In this short post, we will show two ways of combining existing representations to obtain new representations.
(The Sage cells in this post are linked, so things may not work if you don’t execute them in order.)
Here $\rho_1(g), \rho_2(g)$ and the “zeros” are all matrices.
It’s best to illustrate with an example. We can define a function
direct_sum in Sage that takes two representations and returns their direct sum.
We define a function
tensor_prod that takes two representations and returns their tensor product.
- $\dim V_1 \oplus V_2 = \dim V_1 + \dim V_2$,
- $\dim V_1 \otimes V_2 = \dim V_1 \times \dim V_2$,
which motivates the terms direct sum and tensor product.
We can keep taking direct sums and tensor products of existing representations to obtain new ones:
Now we know how to build new representations out of old ones. One might be interested in the inverse questions:
- Is a given representation a direct sum of smaller representations?
- Is a given representation a tensor product of smaller representations?
It turns out that Q1 is a much more interesting question to ask than Q2.
A (very poor) analogy of this situation is the problem of “building up” natural numbers. We have two ways of building up new integers from old: we can either add numbers, or multiply them. Given a number $n$, it’s easy (and not very interesting) to find smaller numbers that add up to $n$. However, finding numbers whose product is $n$ is much much harder (especially for large $n$) and much more rewarding. Prime numbers also play a special role in the latter case: every positive integer has a unique factorization into primes.

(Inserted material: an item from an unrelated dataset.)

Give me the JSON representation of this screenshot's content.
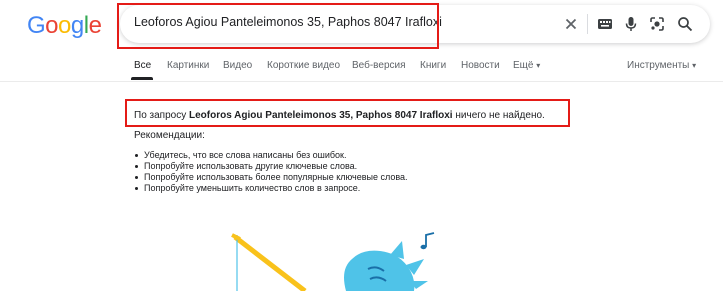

The analogy is a poor one (not least because the roles of “sum” and “product” are switched!). However, it motivates the question
- What are the analogues of “primes” for representations?
We’ll try to answer this last question and Q1 in the next few posts, and see what it means for us when working with representations in Sage.